On Thu, 25 Jul 2019 at 15:53, Nam Nguyen email@example.com wrote:
You need to start by getting agreement on the premise that adding a newly-written parser to the stdlib is a good idea. And so far your *only* argument seems to be that "it will avoid a class of security bugs" which I find extremely unconvincing (and I get the impression others do, too).
Why? What is unconvincing about a parsing library being able... parse (and therefore, validate) inputs?
Nothing. But why replace existing, working code, with brand new, untried code? And in particular in security sensitive areas? We have parsing code, it was just written by hand rather than by using a library (which likely didn't exist at the time). But it's had literally years of testing in real world situations by now, so any problems from having written it by hand have probably been dealt with by now.
Let me turn your question back on you. What is difficult to understand about the idea that replacing existing, working code is a risk, and needs to be justified?
I think you need to stop getting distracted by details, and focus on your stated initial request "Whether we want to have a (possibly private) parsing library in the stdlib". You don't seem to me to have persuaded anyone of this basic suggestion yet,
Good observation. How do I convince you that complex input validation tasks should be left to a parser?

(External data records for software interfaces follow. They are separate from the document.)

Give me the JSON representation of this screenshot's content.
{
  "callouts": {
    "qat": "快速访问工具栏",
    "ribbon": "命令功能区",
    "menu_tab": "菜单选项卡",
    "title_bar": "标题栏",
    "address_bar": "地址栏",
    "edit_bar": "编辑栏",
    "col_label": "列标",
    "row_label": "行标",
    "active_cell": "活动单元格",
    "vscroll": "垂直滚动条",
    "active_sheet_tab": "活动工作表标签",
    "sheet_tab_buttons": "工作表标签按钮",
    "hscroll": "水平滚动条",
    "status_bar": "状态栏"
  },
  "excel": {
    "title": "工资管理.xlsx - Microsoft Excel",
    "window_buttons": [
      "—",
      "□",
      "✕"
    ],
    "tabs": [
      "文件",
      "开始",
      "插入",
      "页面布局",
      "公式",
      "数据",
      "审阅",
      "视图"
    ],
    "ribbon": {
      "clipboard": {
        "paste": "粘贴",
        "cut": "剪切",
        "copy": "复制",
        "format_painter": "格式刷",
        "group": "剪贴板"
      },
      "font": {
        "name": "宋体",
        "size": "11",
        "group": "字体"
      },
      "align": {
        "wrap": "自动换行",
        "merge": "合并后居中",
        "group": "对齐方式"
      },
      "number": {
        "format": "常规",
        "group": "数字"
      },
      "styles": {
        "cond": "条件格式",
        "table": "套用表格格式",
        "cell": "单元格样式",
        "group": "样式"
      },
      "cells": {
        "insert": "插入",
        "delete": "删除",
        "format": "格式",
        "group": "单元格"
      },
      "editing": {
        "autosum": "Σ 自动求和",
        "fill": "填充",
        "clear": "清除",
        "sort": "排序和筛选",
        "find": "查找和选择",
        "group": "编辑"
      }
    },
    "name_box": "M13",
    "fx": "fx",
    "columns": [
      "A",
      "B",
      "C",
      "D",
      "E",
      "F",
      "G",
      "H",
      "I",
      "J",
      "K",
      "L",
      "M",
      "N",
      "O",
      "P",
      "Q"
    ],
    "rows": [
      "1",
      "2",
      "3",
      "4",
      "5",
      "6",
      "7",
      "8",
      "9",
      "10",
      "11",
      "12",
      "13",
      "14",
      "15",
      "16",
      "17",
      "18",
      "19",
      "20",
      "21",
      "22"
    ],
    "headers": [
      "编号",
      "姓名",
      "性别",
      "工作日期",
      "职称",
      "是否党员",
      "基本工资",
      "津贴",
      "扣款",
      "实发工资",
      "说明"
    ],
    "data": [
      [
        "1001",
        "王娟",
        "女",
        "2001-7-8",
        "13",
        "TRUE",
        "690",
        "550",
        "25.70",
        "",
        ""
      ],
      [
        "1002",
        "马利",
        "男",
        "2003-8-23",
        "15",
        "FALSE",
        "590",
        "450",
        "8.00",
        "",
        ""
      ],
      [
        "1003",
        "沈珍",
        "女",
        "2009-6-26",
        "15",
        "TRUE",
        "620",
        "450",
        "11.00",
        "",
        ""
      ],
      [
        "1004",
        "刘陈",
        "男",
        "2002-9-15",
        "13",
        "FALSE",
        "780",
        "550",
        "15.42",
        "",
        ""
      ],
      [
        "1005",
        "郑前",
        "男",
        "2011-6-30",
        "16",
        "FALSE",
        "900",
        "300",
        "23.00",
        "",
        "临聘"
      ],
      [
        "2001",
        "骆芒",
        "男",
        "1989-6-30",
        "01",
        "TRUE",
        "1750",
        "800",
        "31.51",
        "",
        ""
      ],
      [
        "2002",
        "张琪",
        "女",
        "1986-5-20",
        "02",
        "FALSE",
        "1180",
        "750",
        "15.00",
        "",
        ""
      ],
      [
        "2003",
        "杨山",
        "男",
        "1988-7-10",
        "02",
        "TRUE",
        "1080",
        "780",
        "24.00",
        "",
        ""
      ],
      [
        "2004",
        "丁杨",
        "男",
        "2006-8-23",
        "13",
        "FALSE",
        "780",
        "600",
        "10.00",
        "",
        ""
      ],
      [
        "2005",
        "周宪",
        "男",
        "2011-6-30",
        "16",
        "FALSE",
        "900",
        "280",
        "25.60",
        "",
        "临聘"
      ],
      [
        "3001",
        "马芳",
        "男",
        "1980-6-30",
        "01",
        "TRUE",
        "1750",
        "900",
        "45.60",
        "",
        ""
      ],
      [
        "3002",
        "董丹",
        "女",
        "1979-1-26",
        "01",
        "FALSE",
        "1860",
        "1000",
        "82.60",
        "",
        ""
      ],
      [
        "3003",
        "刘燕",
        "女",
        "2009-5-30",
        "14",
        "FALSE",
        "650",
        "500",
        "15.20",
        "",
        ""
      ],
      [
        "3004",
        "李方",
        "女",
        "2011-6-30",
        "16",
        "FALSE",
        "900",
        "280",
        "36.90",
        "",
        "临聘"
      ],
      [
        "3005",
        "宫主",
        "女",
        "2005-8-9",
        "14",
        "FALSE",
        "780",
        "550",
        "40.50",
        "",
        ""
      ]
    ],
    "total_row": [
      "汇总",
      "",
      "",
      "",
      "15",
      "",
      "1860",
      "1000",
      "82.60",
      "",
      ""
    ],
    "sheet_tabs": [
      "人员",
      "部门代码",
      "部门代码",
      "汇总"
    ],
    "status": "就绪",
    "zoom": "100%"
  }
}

You don't have to - I'm completely convinced of that fact. How do *I* convince you that replacing existing, working code needs a better justification than "we should have done it this way originally"?